--- RECORDS PROVIDED ---
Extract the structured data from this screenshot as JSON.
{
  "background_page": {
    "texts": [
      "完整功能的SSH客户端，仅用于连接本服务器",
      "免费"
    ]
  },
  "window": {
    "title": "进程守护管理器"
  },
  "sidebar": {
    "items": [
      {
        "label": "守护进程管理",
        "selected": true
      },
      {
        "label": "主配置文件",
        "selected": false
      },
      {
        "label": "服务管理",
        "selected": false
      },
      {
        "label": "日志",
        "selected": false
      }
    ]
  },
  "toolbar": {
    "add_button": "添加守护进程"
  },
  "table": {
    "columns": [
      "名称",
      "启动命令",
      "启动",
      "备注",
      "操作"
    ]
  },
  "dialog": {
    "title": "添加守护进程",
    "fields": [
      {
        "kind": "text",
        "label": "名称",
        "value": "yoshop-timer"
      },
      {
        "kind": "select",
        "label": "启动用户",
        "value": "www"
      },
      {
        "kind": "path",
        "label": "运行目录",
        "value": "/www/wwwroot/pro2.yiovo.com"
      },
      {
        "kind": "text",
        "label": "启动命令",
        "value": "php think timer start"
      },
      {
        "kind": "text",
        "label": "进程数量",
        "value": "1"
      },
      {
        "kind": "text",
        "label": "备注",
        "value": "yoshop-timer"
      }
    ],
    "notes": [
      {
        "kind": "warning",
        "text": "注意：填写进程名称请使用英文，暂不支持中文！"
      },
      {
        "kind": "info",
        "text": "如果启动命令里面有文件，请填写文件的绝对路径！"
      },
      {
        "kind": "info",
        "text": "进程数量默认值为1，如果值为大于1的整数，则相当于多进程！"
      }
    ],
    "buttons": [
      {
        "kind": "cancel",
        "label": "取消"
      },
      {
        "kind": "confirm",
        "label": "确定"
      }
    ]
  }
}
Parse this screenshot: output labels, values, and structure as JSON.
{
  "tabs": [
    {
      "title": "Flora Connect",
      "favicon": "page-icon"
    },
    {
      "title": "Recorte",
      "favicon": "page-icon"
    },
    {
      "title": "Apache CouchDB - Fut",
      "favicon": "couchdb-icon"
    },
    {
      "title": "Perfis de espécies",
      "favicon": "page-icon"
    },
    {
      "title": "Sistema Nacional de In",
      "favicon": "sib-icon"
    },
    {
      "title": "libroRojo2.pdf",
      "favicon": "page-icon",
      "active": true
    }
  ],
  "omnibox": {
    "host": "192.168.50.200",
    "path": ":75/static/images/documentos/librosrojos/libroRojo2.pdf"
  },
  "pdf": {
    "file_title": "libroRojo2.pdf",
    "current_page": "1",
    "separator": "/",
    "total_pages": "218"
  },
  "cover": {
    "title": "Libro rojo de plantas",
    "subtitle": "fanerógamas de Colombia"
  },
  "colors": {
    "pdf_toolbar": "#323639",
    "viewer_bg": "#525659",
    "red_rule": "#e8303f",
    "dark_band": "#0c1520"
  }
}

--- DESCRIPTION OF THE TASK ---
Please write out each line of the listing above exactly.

--- EXERCISE RESPONSE ---
Extract the structured data from this screenshot as JSON.
{
  "background_page": {
    "texts": [
      "完整功能的SSH客户端，仅用于连接本服务器",
      "免费"
    ]
  },
  "window": {
    "title": "进程守护管理器"
  },
  "sidebar": {
    "items": [
      {
        "label": "守护进程管理",
        "selected": true
      },
      {
        "label": "主配置文件",
        "selected": false
      },
      {
        "label": "服务管理",
        "selected": false
      },
      {
        "label": "日志",
        "selected": false
      }
    ]
  },
  "toolbar": {
    "add_button": "添加守护进程"
  },
  "table": {
    "columns": [
      "名称",
      "启动命令",
      "启动",
      "备注",
      "操作"
    ]
  },
  "dialog": {
    "title": "添加守护进程",
    "fields": [
      {
        "kind": "text",
        "label": "名称",
        "value": "yoshop-timer"
      },
      {
        "kind": "select",
        "label": "启动用户",
        "value": "www"
      },
      {
        "kind": "path",
        "label": "运行目录",
        "value": "/www/wwwroot/pro2.yiovo.com"
      },
      {
        "kind": "text",
        "label": "启动命令",
        "value": "php think timer start"
      },
      {
        "kind": "text",
        "label": "进程数量",
        "value": "1"
      },
      {
        "kind": "text",
        "label": "备注",
        "value": "yoshop-timer"
      }
    ],
    "notes": [
      {
        "kind": "warning",
        "text": "注意：填写进程名称请使用英文，暂不支持中文！"
      },
      {
        "kind": "info",
        "text": "如果启动命令里面有文件，请填写文件的绝对路径！"
      },
      {
        "kind": "info",
        "text": "进程数量默认值为1，如果值为大于1的整数，则相当于多进程！"
      }
    ],
    "buttons": [
      {
        "kind": "cancel",
        "label": "取消"
      },
      {
        "kind": "confirm",
        "label": "确定"
      }
    ]
  }
}
Parse this screenshot: output labels, values, and structure as JSON.
{
  "tabs": [
    {
      "title": "Flora Connect",
      "favicon": "page-icon"
    },
    {
      "title": "Recorte",
      "favicon": "page-icon"
    },
    {
      "title": "Apache CouchDB - Fut",
      "favicon": "couchdb-icon"
    },
    {
      "title": "Perfis de espécies",
      "favicon": "page-icon"
    },
    {
      "title": "Sistema Nacional de In",
      "favicon": "sib-icon"
    },
    {
      "title": "libroRojo2.pdf",
      "favicon": "page-icon",
      "active": true
    }
  ],
  "omnibox": {
    "host": "192.168.50.200",
    "path": ":75/static/images/documentos/librosrojos/libroRojo2.pdf"
  },
  "pdf": {
    "file_title": "libroRojo2.pdf",
    "current_page": "1",
    "separator": "/",
    "total_pages": "218"
  },
  "cover": {
    "title": "Libro rojo de plantas",
    "subtitle": "fanerógamas de Colombia"
  },
  "colors": {
    "pdf_toolbar": "#323639",
    "viewer_bg": "#525659",
    "red_rule": "#e8303f",
    "dark_band": "#0c1520"
  }
}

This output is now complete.